"I think they definitely can do it," Braa said. "I've heard from other people within the organization that their attitudes have changed a lot since Ken started coaching them. Before they were like, 'Oh, we're going to lose, whatever.' But now they seem like they're in the mindframe where they could definitely do it this year. They feel more confident and positive."
Karwoski is in his second year at the helm of the team, and it appears to be no coincidence that the team has started to turn things around after he and former assistant coach Josh Miller took over last year.
"I don't feel like I did anything incredible," Karwoski said. "It was just having a new mindframe in here, really breaking it down to the basics. A little bit of youth helped, too. Coach Miller and I are both young individuals, and we came out with a lot of energy, and just pushed the energy all the way through, and it trickled down into the players."
The work that Karwoski did with the team last season has established a good starting point for further improvement this year.
Two seasons ago, the team not only lost all of its games, but only scored eight goals all season. Last year the team played some much closer games, and raised its goal total up to 20.
"A lot of times over the summer a lot of people lose a lot of skills, but I feel all our girls came back at least at the level they left with, if not better, and that's a very exciting sign," Karwoski said. "We had a couple games last year that we were very close to winning, and I think with the way our program is building we have some very good opportunities to get a couple of wins."
However, each new season poses new challenges. This year the team gained an additional three members, and two of them, Taylor Heidebrink and Shelby Veen, were brand new to ice skating, let alone playing hockey.
"We've got two new girls who are completely new to skating, but they've been doing very well this year," Karwoski said. "They're fairly solid on their skates, and have a nose for the goal."
Standafer said that despite the adjustment period for the new players, the team has emerged from its preseason as a cohesive unit that is ready to compete on the ice.
"We went from being some girls out on the ice to being a team," Standafer said.
The new skaters on the team aren't even the youngest players -- Veen is a sophomore and Heidebrink is a junior. It hasn't been uncommon for new players to be introduced at such a late age.
Karwoski is hoping that in the future there will be more girls in the area that become interested in hockey at a younger age.
"Having girls come in as eighth-graders or juniors, they can make big strides, but just imagine if they started as a 10-year-old playing, and they've had four, or even two years of hockey before we get them," Karwoski said. "They'll have some of those basic skills, and it will really help the program."
Thompson, Kremer and freshman Amanda Bristow represent the beginnings of a youth movement on the team.
Bristow was thrust into the position of starting goalie last season, and has shown great improvements thanks to her frequent playing time.
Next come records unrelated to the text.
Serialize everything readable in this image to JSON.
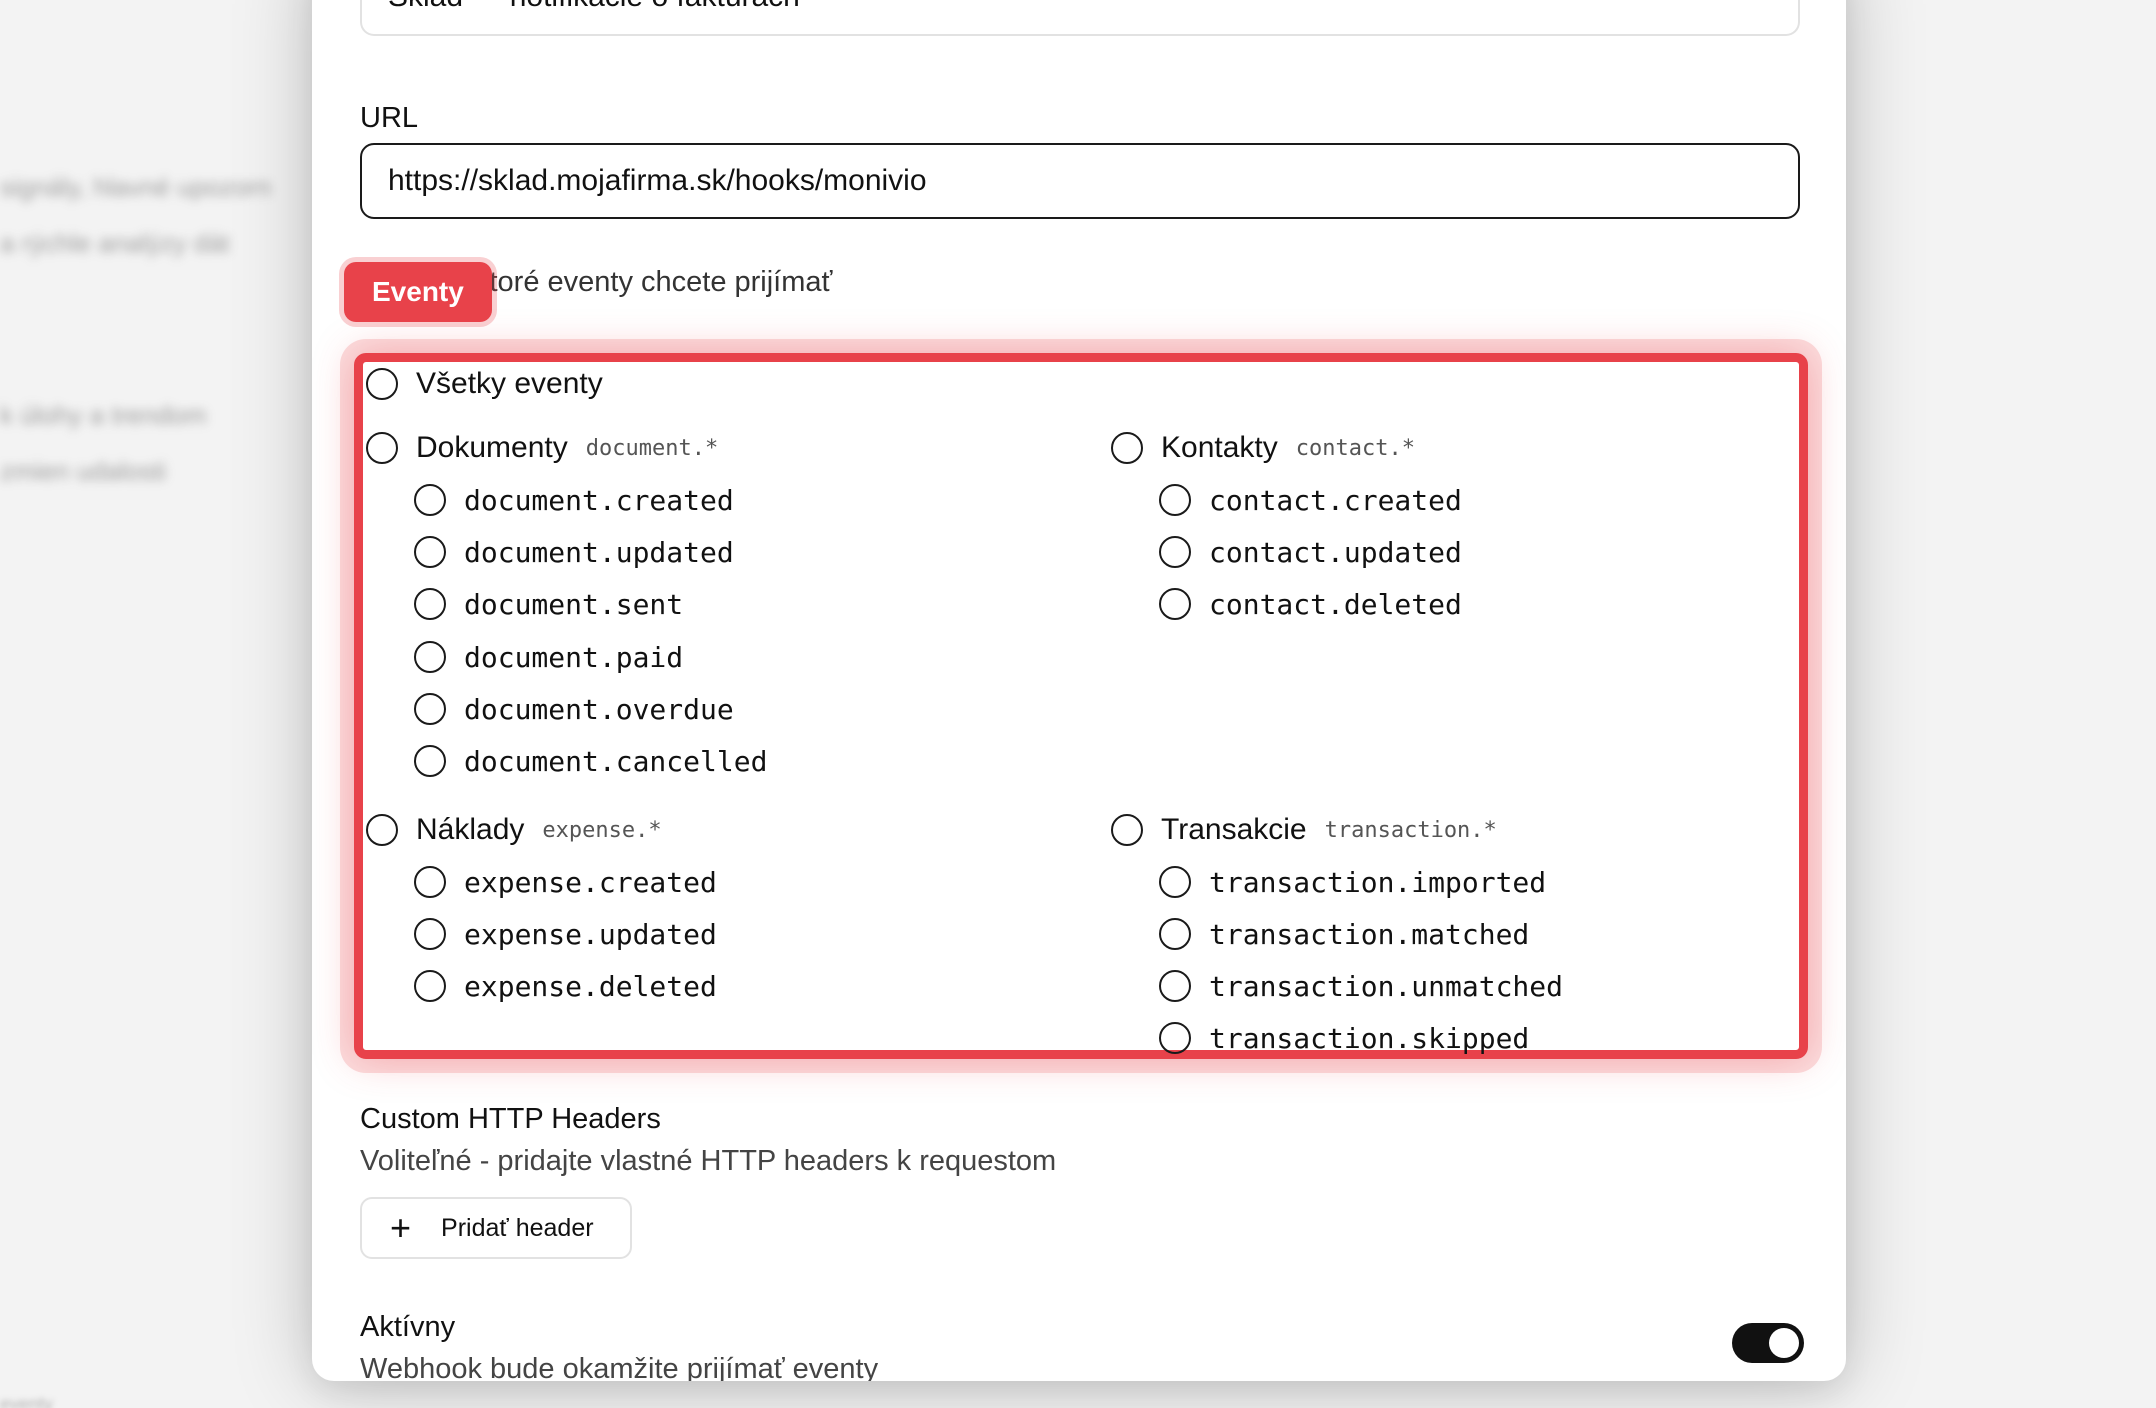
{
  "form": {
    "name_value": "Sklad — notifikácie o faktúrach",
    "url_label": "URL",
    "url_value": "https://sklad.mojafirma.sk/hooks/monivio",
    "events_tag": "Eventy",
    "events_hint": "Vyberte, ktoré eventy chcete prijímať",
    "all_events": "Všetky eventy",
    "groups": {
      "documents": {
        "label": "Dokumenty",
        "pattern": "document.*",
        "items": [
          "document.created",
          "document.updated",
          "document.sent",
          "document.paid",
          "document.overdue",
          "document.cancelled"
        ]
      },
      "contacts": {
        "label": "Kontakty",
        "pattern": "contact.*",
        "items": [
          "contact.created",
          "contact.updated",
          "contact.deleted"
        ]
      },
      "expenses": {
        "label": "Náklady",
        "pattern": "expense.*",
        "items": [
          "expense.created",
          "expense.updated",
          "expense.deleted"
        ]
      },
      "transactions": {
        "label": "Transakcie",
        "pattern": "transaction.*",
        "items": [
          "transaction.imported",
          "transaction.matched",
          "transaction.unmatched",
          "transaction.skipped"
        ]
      }
    },
    "headers_label": "Custom HTTP Headers",
    "headers_desc": "Voliteľné - pridajte vlastné HTTP headers k requestom",
    "add_header_label": "Pridať header",
    "active_label": "Aktívny",
    "active_desc": "Webhook bude okamžite prijímať eventy",
    "active_on": true
  },
  "background": {
    "line1": "signály, hlavné upozorn",
    "line2": "a rýchle analýzy dát",
    "line3": "k úlohy a trendom",
    "line4": "zmien udalosti",
    "footer": "eventy"
  },
  "colors": {
    "accent": "#e8424a",
    "toggle_on": "#111111"
  }
}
Thompson already had a two-goal performance in a preseason scrimmage.
However, it is Standafer and fellow senior captains Stephanie Pavelko and Erin Heffernan that are the seasoned veterans that have helped to turn the team into a cohesive unit.
"We really rely on our captains a lot to teach the newer people some of the basics in terms of the rules," Karwoski said. "We try not to spend a lot of time on that and let them learn on the fly, but our captains do a great job of that."
The captains aren't interested in the younger players dedicating this season to them. They're only interested in winning in the name of the program.
Every ounce of energy the team expends will be funneled toward that goal of breaking with its losing tradition, and starting a new winning tradition that will linger long after the seniors graduate.
"Basically this season we're just going to be giving everything we've got," Pavelko said. "Every race to the puck, every minute, everything towards that one goal of getting those Ws."